BALTIMORE — Maryland lawmakers want to put recreational marijuana on the ballot this November.
Delegate Luke Clippinger (D-District 46) sponsored House Bill 1, which adds an amendment to the state constitution, making it legal to possess cannabis for Maryland residents 21 and older.
At that general election, a question substantially similar to the following shall be submitted to the qualified voters of the State:
“Question ___ – Constitutional Amendment
Do you favor the legalization of adult–use cannabis in the State of Maryland?”
And Delegate Clippinger is already planning ahead, for what lawmakers need to start working on if this passes.
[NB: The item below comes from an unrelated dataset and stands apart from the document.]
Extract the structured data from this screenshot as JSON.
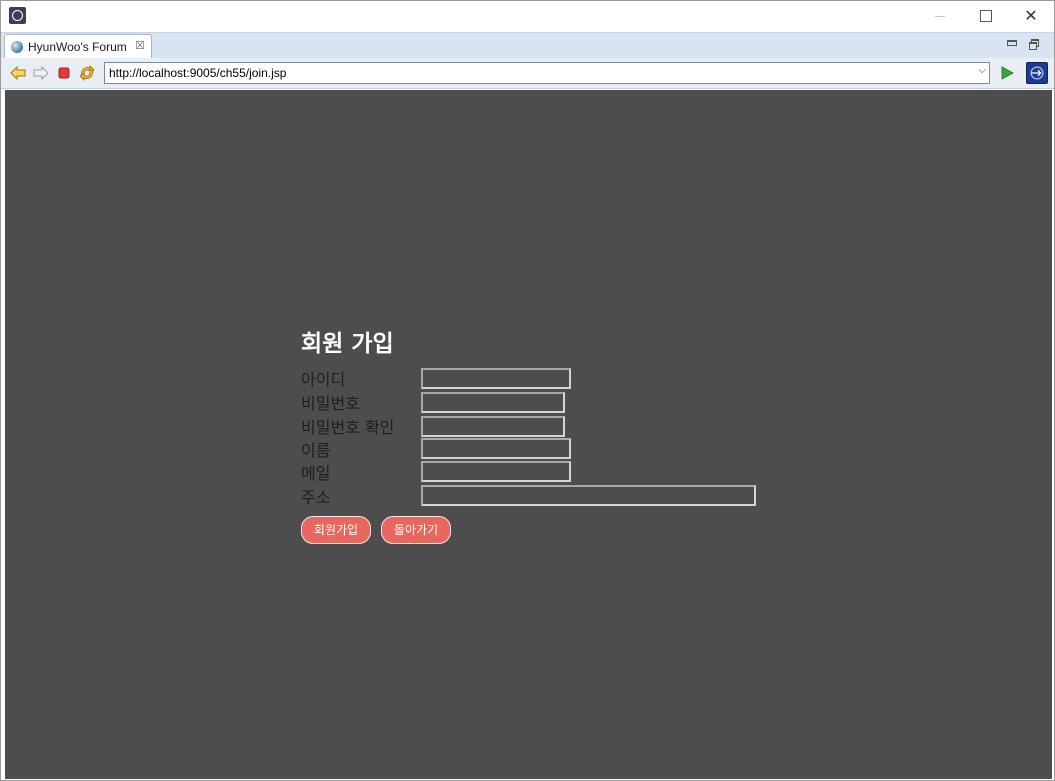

"We will get ready for the 2023 legislative session, when we can deal with the regulatory aspects, the criminal justice impacts and a number of other details that go into the legalization of recreational cannabis," he says.
Those details are proposed in House Bill 837, which would allow Maryland residents to legally possess up to 1.5 ounces of recreational cannabis.
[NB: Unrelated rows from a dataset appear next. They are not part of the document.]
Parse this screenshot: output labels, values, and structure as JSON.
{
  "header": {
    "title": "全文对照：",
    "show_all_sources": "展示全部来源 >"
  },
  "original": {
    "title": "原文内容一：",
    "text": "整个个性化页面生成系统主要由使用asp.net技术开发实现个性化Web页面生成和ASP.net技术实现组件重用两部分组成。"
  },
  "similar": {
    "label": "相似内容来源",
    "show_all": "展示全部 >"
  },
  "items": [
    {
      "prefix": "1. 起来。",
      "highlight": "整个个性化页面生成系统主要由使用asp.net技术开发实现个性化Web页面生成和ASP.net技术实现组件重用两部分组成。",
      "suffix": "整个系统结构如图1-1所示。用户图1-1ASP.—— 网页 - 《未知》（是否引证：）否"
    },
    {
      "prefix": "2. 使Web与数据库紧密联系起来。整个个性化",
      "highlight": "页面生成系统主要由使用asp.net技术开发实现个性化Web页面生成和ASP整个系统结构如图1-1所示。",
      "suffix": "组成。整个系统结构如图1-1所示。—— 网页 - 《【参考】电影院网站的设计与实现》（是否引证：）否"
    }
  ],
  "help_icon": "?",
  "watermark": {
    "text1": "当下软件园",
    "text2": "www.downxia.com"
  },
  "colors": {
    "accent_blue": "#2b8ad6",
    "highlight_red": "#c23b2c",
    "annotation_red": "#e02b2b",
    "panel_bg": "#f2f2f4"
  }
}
Possession over 1.5 ounces and up to 2.5 ounces would be reduced to a civil offense rather than a criminal misdemeanor.
Convictions of anyone previously found guilty of simple possession, where marijuana was the only charge, would have that part of their record automatically expunged, while those currently serving jail time for a cannabis conviction would be re-sentenced in accordance with the new would-be law.
Equity is also a large piece of the HB837.
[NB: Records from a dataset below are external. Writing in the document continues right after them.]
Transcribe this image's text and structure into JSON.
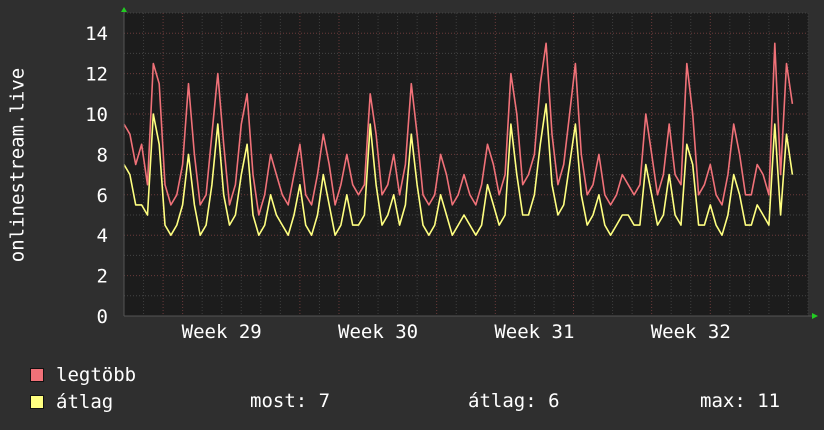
{
  "chart_data": {
    "type": "line",
    "ylabel": "onlinestream.live",
    "ylim": [
      0,
      15
    ],
    "yticks": [
      0,
      2,
      4,
      6,
      8,
      10,
      12,
      14
    ],
    "xtick_labels": [
      "Week 29",
      "Week 30",
      "Week 31",
      "Week 32"
    ],
    "x_unit": "days",
    "x_range_days": [
      0,
      35
    ],
    "xtick_days": [
      5,
      13,
      21,
      29
    ],
    "grid": true,
    "series": [
      {
        "name": "legtöbb",
        "color": "#f07178",
        "x_days": [
          0,
          0.3,
          0.6,
          0.9,
          1.2,
          1.5,
          1.8,
          2.1,
          2.4,
          2.7,
          3.0,
          3.3,
          3.6,
          3.9,
          4.2,
          4.5,
          4.8,
          5.1,
          5.4,
          5.7,
          6.0,
          6.3,
          6.6,
          6.9,
          7.2,
          7.5,
          7.8,
          8.1,
          8.4,
          8.7,
          9.0,
          9.3,
          9.6,
          9.9,
          10.2,
          10.5,
          10.8,
          11.1,
          11.4,
          11.7,
          12.0,
          12.3,
          12.6,
          12.9,
          13.2,
          13.5,
          13.8,
          14.1,
          14.4,
          14.7,
          15.0,
          15.3,
          15.6,
          15.9,
          16.2,
          16.5,
          16.8,
          17.1,
          17.4,
          17.7,
          18.0,
          18.3,
          18.6,
          18.9,
          19.2,
          19.5,
          19.8,
          20.1,
          20.4,
          20.7,
          21.0,
          21.3,
          21.6,
          21.9,
          22.2,
          22.5,
          22.8,
          23.1,
          23.4,
          23.7,
          24.0,
          24.3,
          24.6,
          24.9,
          25.2,
          25.5,
          25.8,
          26.1,
          26.4,
          26.7,
          27.0,
          27.3,
          27.6,
          27.9,
          28.2,
          28.5,
          28.8,
          29.1,
          29.4,
          29.7,
          30.0,
          30.3,
          30.6,
          30.9,
          31.2,
          31.5,
          31.8,
          32.1,
          32.4,
          32.7,
          33.0,
          33.3,
          33.6,
          33.9,
          34.2,
          34.5,
          34.8
        ],
        "values": [
          9.5,
          9.0,
          7.5,
          8.5,
          6.5,
          12.5,
          11.5,
          6.5,
          5.5,
          6.0,
          7.5,
          11.5,
          8.0,
          5.5,
          6.0,
          9.0,
          12.0,
          8.5,
          5.5,
          6.5,
          9.5,
          11.0,
          7.0,
          5.0,
          6.0,
          8.0,
          7.0,
          6.0,
          5.5,
          7.0,
          8.5,
          6.0,
          5.5,
          7.0,
          9.0,
          7.5,
          5.5,
          6.5,
          8.0,
          6.5,
          6.0,
          6.5,
          11.0,
          9.0,
          6.0,
          6.5,
          8.0,
          6.0,
          7.5,
          11.5,
          9.0,
          6.0,
          5.5,
          6.0,
          8.0,
          7.0,
          5.5,
          6.0,
          7.0,
          6.0,
          5.5,
          6.5,
          8.5,
          7.5,
          6.0,
          7.0,
          12.0,
          10.0,
          6.5,
          7.0,
          8.0,
          11.5,
          13.5,
          9.0,
          6.5,
          7.5,
          10.0,
          12.5,
          8.0,
          6.0,
          6.5,
          8.0,
          6.0,
          5.5,
          6.0,
          7.0,
          6.5,
          6.0,
          6.5,
          10.0,
          8.0,
          6.0,
          7.0,
          9.5,
          7.0,
          6.5,
          12.5,
          10.0,
          6.0,
          6.5,
          7.5,
          6.0,
          5.5,
          7.0,
          9.5,
          8.0,
          6.0,
          6.0,
          7.5,
          7.0,
          6.0,
          13.5,
          7.0,
          12.5,
          10.5
        ]
      },
      {
        "name": "átlag",
        "color": "#ffff80",
        "x_days": [
          0,
          0.3,
          0.6,
          0.9,
          1.2,
          1.5,
          1.8,
          2.1,
          2.4,
          2.7,
          3.0,
          3.3,
          3.6,
          3.9,
          4.2,
          4.5,
          4.8,
          5.1,
          5.4,
          5.7,
          6.0,
          6.3,
          6.6,
          6.9,
          7.2,
          7.5,
          7.8,
          8.1,
          8.4,
          8.7,
          9.0,
          9.3,
          9.6,
          9.9,
          10.2,
          10.5,
          10.8,
          11.1,
          11.4,
          11.7,
          12.0,
          12.3,
          12.6,
          12.9,
          13.2,
          13.5,
          13.8,
          14.1,
          14.4,
          14.7,
          15.0,
          15.3,
          15.6,
          15.9,
          16.2,
          16.5,
          16.8,
          17.1,
          17.4,
          17.7,
          18.0,
          18.3,
          18.6,
          18.9,
          19.2,
          19.5,
          19.8,
          20.1,
          20.4,
          20.7,
          21.0,
          21.3,
          21.6,
          21.9,
          22.2,
          22.5,
          22.8,
          23.1,
          23.4,
          23.7,
          24.0,
          24.3,
          24.6,
          24.9,
          25.2,
          25.5,
          25.8,
          26.1,
          26.4,
          26.7,
          27.0,
          27.3,
          27.6,
          27.9,
          28.2,
          28.5,
          28.8,
          29.1,
          29.4,
          29.7,
          30.0,
          30.3,
          30.6,
          30.9,
          31.2,
          31.5,
          31.8,
          32.1,
          32.4,
          32.7,
          33.0,
          33.3,
          33.6,
          33.9,
          34.2,
          34.5,
          34.8
        ],
        "values": [
          7.5,
          7.0,
          5.5,
          5.5,
          5.0,
          10.0,
          8.5,
          4.5,
          4.0,
          4.5,
          5.5,
          8.0,
          5.5,
          4.0,
          4.5,
          6.5,
          9.5,
          6.0,
          4.5,
          5.0,
          7.0,
          8.5,
          5.0,
          4.0,
          4.5,
          6.0,
          5.0,
          4.5,
          4.0,
          5.0,
          6.5,
          4.5,
          4.0,
          5.0,
          7.0,
          5.5,
          4.0,
          4.5,
          6.0,
          4.5,
          4.5,
          5.0,
          9.5,
          6.5,
          4.5,
          5.0,
          6.0,
          4.5,
          5.5,
          9.0,
          6.5,
          4.5,
          4.0,
          4.5,
          6.0,
          5.0,
          4.0,
          4.5,
          5.0,
          4.5,
          4.0,
          4.5,
          6.5,
          5.5,
          4.5,
          5.0,
          9.5,
          7.0,
          5.0,
          5.0,
          6.0,
          8.5,
          10.5,
          6.5,
          5.0,
          5.5,
          7.5,
          9.5,
          6.0,
          4.5,
          5.0,
          6.0,
          4.5,
          4.0,
          4.5,
          5.0,
          5.0,
          4.5,
          4.5,
          7.5,
          6.0,
          4.5,
          5.0,
          7.0,
          5.0,
          4.5,
          8.5,
          7.5,
          4.5,
          4.5,
          5.5,
          4.5,
          4.0,
          5.0,
          7.0,
          6.0,
          4.5,
          4.5,
          5.5,
          5.0,
          4.5,
          9.5,
          5.0,
          9.0,
          7.0
        ]
      }
    ]
  },
  "legend": {
    "max_label": "legtöbb",
    "avg_label": "átlag",
    "max_color": "#f07178",
    "avg_color": "#ffff80"
  },
  "stats": {
    "now": "most: 7",
    "avg": "átlag: 6",
    "max": "max: 11"
  }
}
It would creates a small minority and women–owned Cannabis Business Assistance Fund to help those impacted by marijuana laws and support business incubators, educational programs at HBCUs and more.
Senator Jill Carter said of the equity piece, "There's a great deal of talk and need for equity and reparations around passage of this. Meaning that we know that certain communities and individuals have been targeted, mainly Black people in poor neighborhoods have been targeted by the criminalization of marijuana. And we need to make sure that we repair the damage there and that we avail them first of opportunities to now participate in the legal enterprise."
"It's impacted communities of color for far too long," he says.